Staying in Fabula Lake House

We stayed at Fabula Lake House, which is run by Walter, an ex-Italian pro-snowboarder turned chef turned hotelier, and his family. You need a car as it’s a bit further out of town, but the secluded location make it worth the effort. The house was designed by Walter’s wife, Myriam, and combines an idiosyncratic wooden frame with huge windows looking onto Lake Nahuel Huapi. Walter goes out every day in his boat (he doesn’t have a car) to buy fresh ingredients for hearty home-cooked meals, such as roasted beef or local trout, that are seasoned to perfection. It’s a magical place to stay and the family are great hosts. Sit by the roaring log fire, chat with other guests and gaze out over the lake. On a clear night, away from the light pollution of big cities, you can see the stars vibrant in the sky.

A day trip

After waiting several days for the sun to come out, when it finally did, the wind came with it. On one morning it was particularly fierce – a friendly local warned me that pretty much all of the chairlifts had been closed due to wind speeds of up to 85km/hour!
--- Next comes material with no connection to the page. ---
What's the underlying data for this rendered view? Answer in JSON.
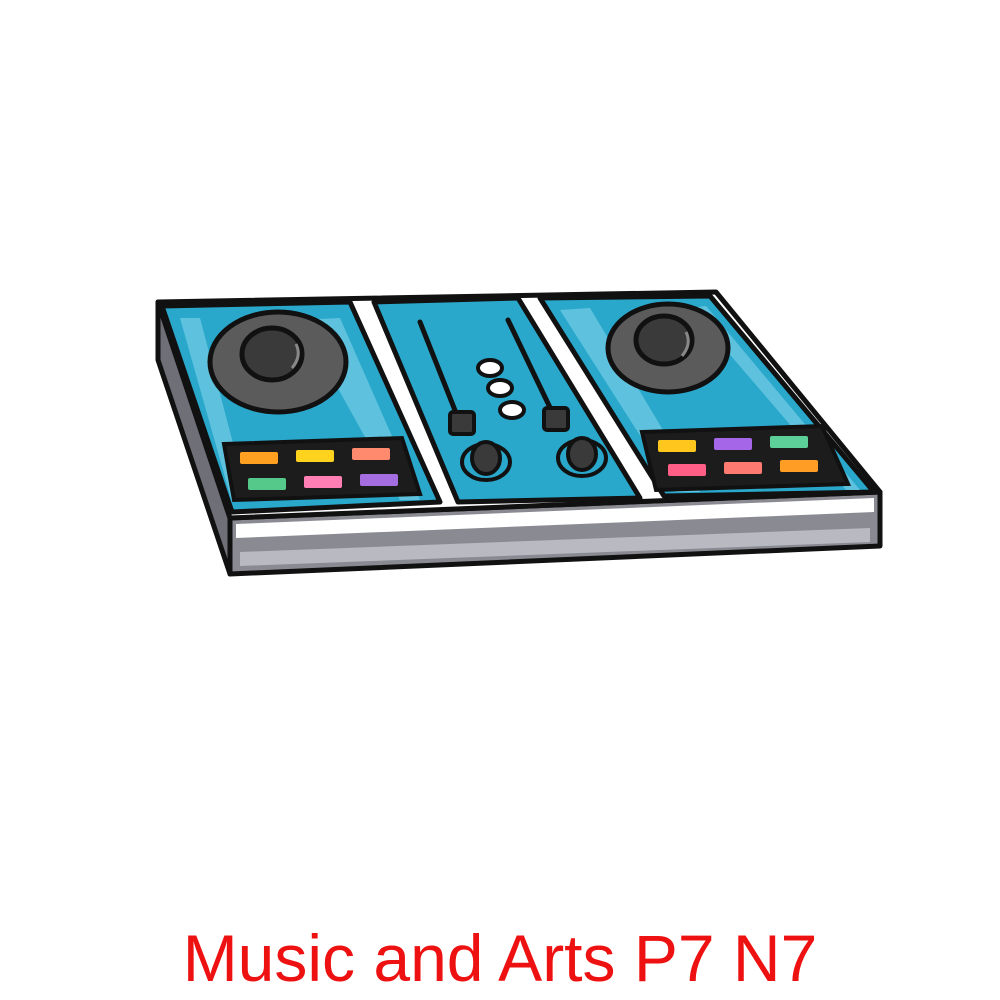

So instead, we did a road trip to Villa La Angostoura, an upmarket ski town about an hour and a half from Bariloche. Driving through the national park, on one side you have the the lake with the snowy Andes behind, on the other almost desert-like scenery that extends further than the eye can see. In the town there are lots of independent shops and eateries, and a few miles further on there’s Puerto Manzano, where you can take a boat tour or hire a pedalo.

The town
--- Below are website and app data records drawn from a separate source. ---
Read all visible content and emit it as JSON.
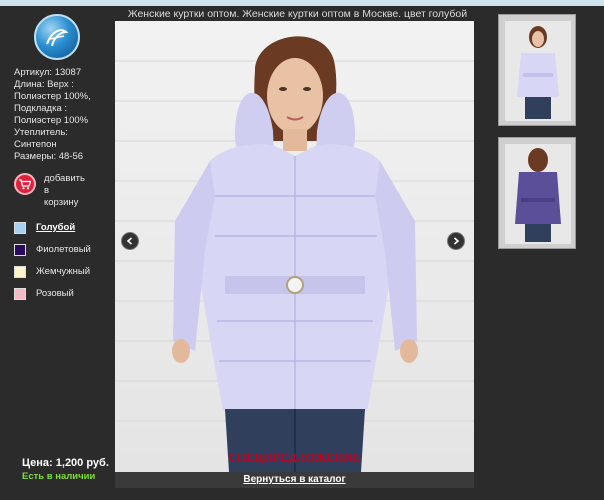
{
  "title": "Женские куртки оптом. Женские куртки оптом в Москве. цвет голубой",
  "specs": [
    "Артикул: 13087",
    "Длина: Верх :",
    "Полиэстер 100%,",
    "Подкладка :",
    "Полиэстер 100%",
    "Утеплитель:",
    "Синтепон",
    "Размеры: 48-56"
  ],
  "cart": {
    "line1": "добавить",
    "line2": "в",
    "line3": "корзину",
    "icon": "cart-icon"
  },
  "colors": [
    {
      "label": "Голубой",
      "color": "#a8d0f0",
      "active": true
    },
    {
      "label": "Фиолетовый",
      "color": "#2a0a5e",
      "active": false
    },
    {
      "label": "Жемчужный",
      "color": "#fff4c8",
      "active": false
    },
    {
      "label": "Розовый",
      "color": "#f6b8c4",
      "active": false
    }
  ],
  "price": "Цена: 1,200 руб.",
  "stock": "Есть в наличии",
  "special_offer": "СПЕЦПРЕДЛОЖЕНИЕ",
  "back_link": "Вернуться в каталог",
  "icons": {
    "prev": "chevron-left-icon",
    "next": "chevron-right-icon",
    "logo": "brand-logo-icon"
  },
  "accent": {
    "stock_green": "#7fdc3a",
    "special_red": "#c8001e",
    "cart_red": "#e0213c"
  }
}
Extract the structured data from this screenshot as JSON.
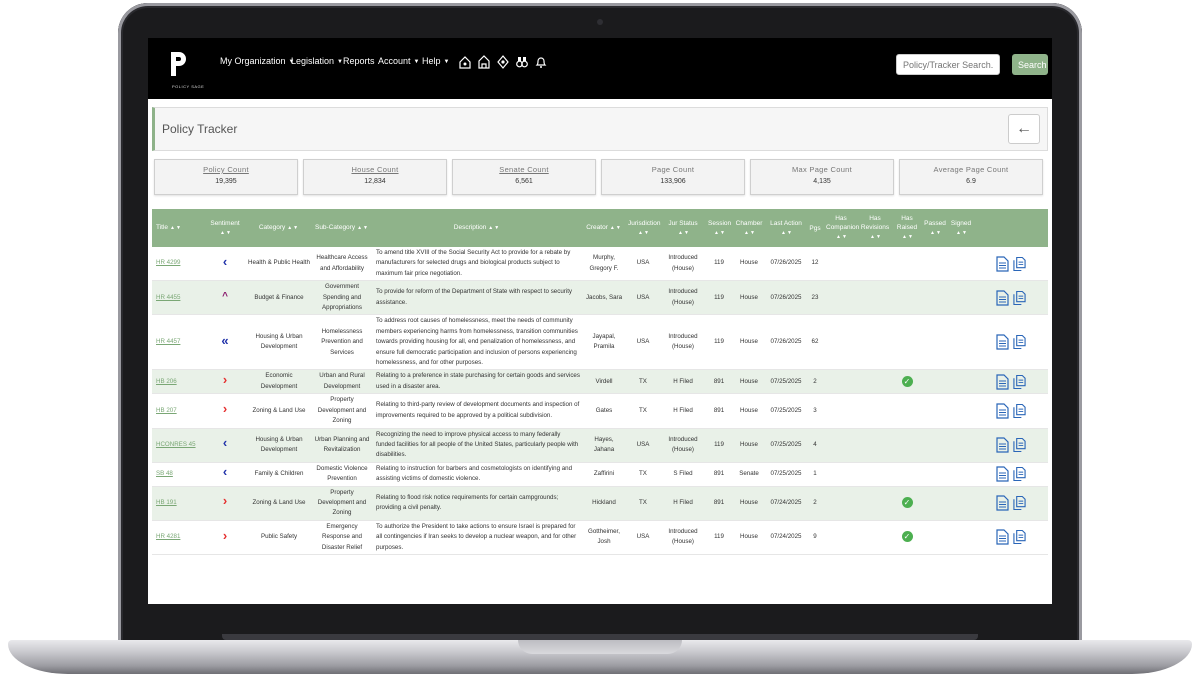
{
  "nav": {
    "logo_text": "POLICY SAGE",
    "menu": [
      "My Organization",
      "Legislation",
      "Reports",
      "Account",
      "Help"
    ],
    "search_placeholder": "Policy/Tracker Search...",
    "search_label": "Search"
  },
  "page": {
    "title": "Policy Tracker",
    "back_icon": "arrow-left-icon"
  },
  "stats": [
    {
      "label": "Policy Count",
      "value": "19,395"
    },
    {
      "label": "House Count",
      "value": "12,834"
    },
    {
      "label": "Senate Count",
      "value": "6,561"
    },
    {
      "label": "Page Count",
      "value": "133,906"
    },
    {
      "label": "Max Page Count",
      "value": "4,135"
    },
    {
      "label": "Average Page Count",
      "value": "6.9"
    }
  ],
  "table": {
    "headers": [
      "Title",
      "Sentiment",
      "Category",
      "Sub-Category",
      "Description",
      "Creator",
      "Jurisdiction",
      "Jur Status",
      "Session",
      "Chamber",
      "Last Action",
      "Pgs",
      "Has Companion",
      "Has Revisions",
      "Has Raised",
      "Passed",
      "Signed"
    ],
    "rows": [
      {
        "title": "HR 4299",
        "sentiment": "‹",
        "sent_color": "blue",
        "category": "Health & Public Health",
        "subcategory": "Healthcare Access and Affordability",
        "description": "To amend title XVIII of the Social Security Act to provide for a rebate by manufacturers for selected drugs and biological products subject to maximum fair price negotiation.",
        "creator": "Murphy, Gregory F.",
        "jurisdiction": "USA",
        "status": "Introduced (House)",
        "session": "119",
        "chamber": "House",
        "last_action": "07/26/2025",
        "pgs": "12",
        "raised": false
      },
      {
        "title": "HR 4455",
        "sentiment": "^",
        "sent_color": "purple",
        "category": "Budget & Finance",
        "subcategory": "Government Spending and Appropriations",
        "description": "To provide for reform of the Department of State with respect to security assistance.",
        "creator": "Jacobs, Sara",
        "jurisdiction": "USA",
        "status": "Introduced (House)",
        "session": "119",
        "chamber": "House",
        "last_action": "07/26/2025",
        "pgs": "23",
        "raised": false
      },
      {
        "title": "HR 4457",
        "sentiment": "«",
        "sent_color": "blue",
        "category": "Housing & Urban Development",
        "subcategory": "Homelessness Prevention and Services",
        "description": "To address root causes of homelessness, meet the needs of community members experiencing harms from homelessness, transition communities towards providing housing for all, end penalization of homelessness, and ensure full democratic participation and inclusion of persons experiencing homelessness, and for other purposes.",
        "creator": "Jayapal, Pramila",
        "jurisdiction": "USA",
        "status": "Introduced (House)",
        "session": "119",
        "chamber": "House",
        "last_action": "07/26/2025",
        "pgs": "62",
        "raised": false
      },
      {
        "title": "HB 206",
        "sentiment": "›",
        "sent_color": "red",
        "category": "Economic Development",
        "subcategory": "Urban and Rural Development",
        "description": "Relating to a preference in state purchasing for certain goods and services used in a disaster area.",
        "creator": "Virdell",
        "jurisdiction": "TX",
        "status": "H Filed",
        "session": "891",
        "chamber": "House",
        "last_action": "07/25/2025",
        "pgs": "2",
        "raised": true
      },
      {
        "title": "HB 207",
        "sentiment": "›",
        "sent_color": "red",
        "category": "Zoning & Land Use",
        "subcategory": "Property Development and Zoning",
        "description": "Relating to third-party review of development documents and inspection of improvements required to be approved by a political subdivision.",
        "creator": "Gates",
        "jurisdiction": "TX",
        "status": "H Filed",
        "session": "891",
        "chamber": "House",
        "last_action": "07/25/2025",
        "pgs": "3",
        "raised": false
      },
      {
        "title": "HCONRES 45",
        "sentiment": "‹",
        "sent_color": "blue",
        "category": "Housing & Urban Development",
        "subcategory": "Urban Planning and Revitalization",
        "description": "Recognizing the need to improve physical access to many federally funded facilities for all people of the United States, particularly people with disabilities.",
        "creator": "Hayes, Jahana",
        "jurisdiction": "USA",
        "status": "Introduced (House)",
        "session": "119",
        "chamber": "House",
        "last_action": "07/25/2025",
        "pgs": "4",
        "raised": false
      },
      {
        "title": "SB 48",
        "sentiment": "‹",
        "sent_color": "blue",
        "category": "Family & Children",
        "subcategory": "Domestic Violence Prevention",
        "description": "Relating to instruction for barbers and cosmetologists on identifying and assisting victims of domestic violence.",
        "creator": "Zaffirini",
        "jurisdiction": "TX",
        "status": "S Filed",
        "session": "891",
        "chamber": "Senate",
        "last_action": "07/25/2025",
        "pgs": "1",
        "raised": false
      },
      {
        "title": "HB 191",
        "sentiment": "›",
        "sent_color": "red",
        "category": "Zoning & Land Use",
        "subcategory": "Property Development and Zoning",
        "description": "Relating to flood risk notice requirements for certain campgrounds; providing a civil penalty.",
        "creator": "Hickland",
        "jurisdiction": "TX",
        "status": "H Filed",
        "session": "891",
        "chamber": "House",
        "last_action": "07/24/2025",
        "pgs": "2",
        "raised": true
      },
      {
        "title": "HR 4281",
        "sentiment": "›",
        "sent_color": "red",
        "category": "Public Safety",
        "subcategory": "Emergency Response and Disaster Relief",
        "description": "To authorize the President to take actions to ensure Israel is prepared for all contingencies if Iran seeks to develop a nuclear weapon, and for other purposes.",
        "creator": "Gottheimer, Josh",
        "jurisdiction": "USA",
        "status": "Introduced (House)",
        "session": "119",
        "chamber": "House",
        "last_action": "07/24/2025",
        "pgs": "9",
        "raised": true
      }
    ]
  }
}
The closest town to Cerro Catedral is Bariloche, which sits on the lake and has views of the mountains. As you walk through the streets you’ll notice the smell of chocolate fills the air – there’s a myriad of shops peddling the most exquisite sweet treats. I’ve already expounded my love of Rapa Nui, but the store in Bariloche is a chocaholics heaven. Warm up here with a hot chocolate after a long days skiing. Or sample one their enormous waffles with dulce de leche (an extremely sweet caramel like substance that Argentines go crazy for – they’ve literally got supermarket aisles dedicated to it). The town also has a great selection of cervecerias where you can sample home-brewed beers. When we went to Manush, it seemed a bit strange that they had a rope pulled across to stop you from entering without speaking to a staff member first, as if we were going into some swanky club. But when we left I understood – there was a queue of about 20 people waiting to get in! If you go early you won’t have to wait and you can enjoy their happy hour.

Have you ever skied in South America? What’s your favorite destination?

All photos by Rose Palmer unless otherwise stated

About Rose: Rose Palmer was born in England where most of her summer holidays were spent in camping in fields in Wales and Devon, making stinger nettle stew with her family. Growing up on a farm instilled a love of the outdoors, and her first major trip outside of Europe was at the tender age of 17 when she visited India and hiked up Stok Kangri (20,000 ft!) in the Himalayas with friends. Since then she’s been exploring the rest of the world whenever she can. Her favourite countries so far are Ethiopia, Cuba and Russia, where she worked in Moscow as a journalist for a year. After finishing a PhD she quit her job in London to move to Buenos Aires. She’s now working as a freelance photographer, documentary producer and editor and will be using Buenos Aires as a base to explore South America.  After that, who knows? You can follow Rose on Instagram @roseacpalmerphotos and view photos of her adventures at